- **EXERCISE**: Using the records below, copy every line that holds the string "Instant".

------------------------------------------------------------------------

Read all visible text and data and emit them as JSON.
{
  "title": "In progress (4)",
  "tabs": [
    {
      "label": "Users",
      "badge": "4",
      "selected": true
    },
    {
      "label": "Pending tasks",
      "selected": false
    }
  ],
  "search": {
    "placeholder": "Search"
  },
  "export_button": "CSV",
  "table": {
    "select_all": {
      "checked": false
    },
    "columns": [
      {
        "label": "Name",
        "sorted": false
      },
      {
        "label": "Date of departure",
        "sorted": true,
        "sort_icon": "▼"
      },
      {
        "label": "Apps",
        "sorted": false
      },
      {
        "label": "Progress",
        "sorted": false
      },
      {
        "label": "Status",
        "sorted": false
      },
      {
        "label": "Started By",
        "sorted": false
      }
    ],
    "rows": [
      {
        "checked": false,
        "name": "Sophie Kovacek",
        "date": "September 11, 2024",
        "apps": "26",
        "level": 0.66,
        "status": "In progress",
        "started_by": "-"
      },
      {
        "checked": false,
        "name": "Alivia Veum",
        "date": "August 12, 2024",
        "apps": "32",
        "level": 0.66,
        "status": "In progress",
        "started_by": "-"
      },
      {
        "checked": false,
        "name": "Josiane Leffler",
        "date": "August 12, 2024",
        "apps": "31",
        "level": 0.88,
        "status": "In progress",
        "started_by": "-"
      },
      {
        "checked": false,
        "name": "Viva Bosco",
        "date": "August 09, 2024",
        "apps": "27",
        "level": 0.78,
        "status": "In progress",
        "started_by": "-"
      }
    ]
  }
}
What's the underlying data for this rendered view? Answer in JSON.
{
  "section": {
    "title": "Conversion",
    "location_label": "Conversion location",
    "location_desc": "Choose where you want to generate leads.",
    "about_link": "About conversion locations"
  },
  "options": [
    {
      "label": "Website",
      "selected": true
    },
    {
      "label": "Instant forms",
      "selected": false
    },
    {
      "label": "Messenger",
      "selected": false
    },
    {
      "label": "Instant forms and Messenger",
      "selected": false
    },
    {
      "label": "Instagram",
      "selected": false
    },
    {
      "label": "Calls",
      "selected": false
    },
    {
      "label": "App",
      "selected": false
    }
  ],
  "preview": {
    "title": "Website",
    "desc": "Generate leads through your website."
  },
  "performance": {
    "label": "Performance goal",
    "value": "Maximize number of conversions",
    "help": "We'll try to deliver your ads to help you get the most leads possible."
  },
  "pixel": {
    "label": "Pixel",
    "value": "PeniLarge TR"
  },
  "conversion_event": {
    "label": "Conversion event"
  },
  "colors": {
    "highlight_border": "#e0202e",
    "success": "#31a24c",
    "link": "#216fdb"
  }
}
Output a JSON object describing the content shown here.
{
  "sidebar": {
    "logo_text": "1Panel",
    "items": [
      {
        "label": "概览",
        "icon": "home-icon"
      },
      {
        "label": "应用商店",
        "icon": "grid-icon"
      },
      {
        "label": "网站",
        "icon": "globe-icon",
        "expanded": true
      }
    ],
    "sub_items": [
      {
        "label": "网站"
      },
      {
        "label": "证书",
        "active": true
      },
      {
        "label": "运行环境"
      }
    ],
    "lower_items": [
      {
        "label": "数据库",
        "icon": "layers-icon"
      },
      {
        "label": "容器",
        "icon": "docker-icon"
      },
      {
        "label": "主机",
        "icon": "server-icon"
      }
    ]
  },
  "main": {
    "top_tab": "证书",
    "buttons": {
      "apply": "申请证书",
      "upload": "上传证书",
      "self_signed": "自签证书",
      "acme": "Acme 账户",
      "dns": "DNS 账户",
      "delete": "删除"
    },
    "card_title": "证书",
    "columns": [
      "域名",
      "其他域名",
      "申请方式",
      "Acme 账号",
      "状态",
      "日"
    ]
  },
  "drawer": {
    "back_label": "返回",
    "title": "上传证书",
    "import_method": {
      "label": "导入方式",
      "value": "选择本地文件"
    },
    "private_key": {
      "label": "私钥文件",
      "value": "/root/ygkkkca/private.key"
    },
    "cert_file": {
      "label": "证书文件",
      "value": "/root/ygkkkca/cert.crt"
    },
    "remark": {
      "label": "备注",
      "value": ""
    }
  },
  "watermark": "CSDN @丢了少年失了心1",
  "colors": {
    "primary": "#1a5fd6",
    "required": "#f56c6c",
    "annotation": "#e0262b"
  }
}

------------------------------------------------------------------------

- **ANSWER TO THE EXERCISE**:
      "label": "Instant forms",
      "label": "Instant forms and Messenger",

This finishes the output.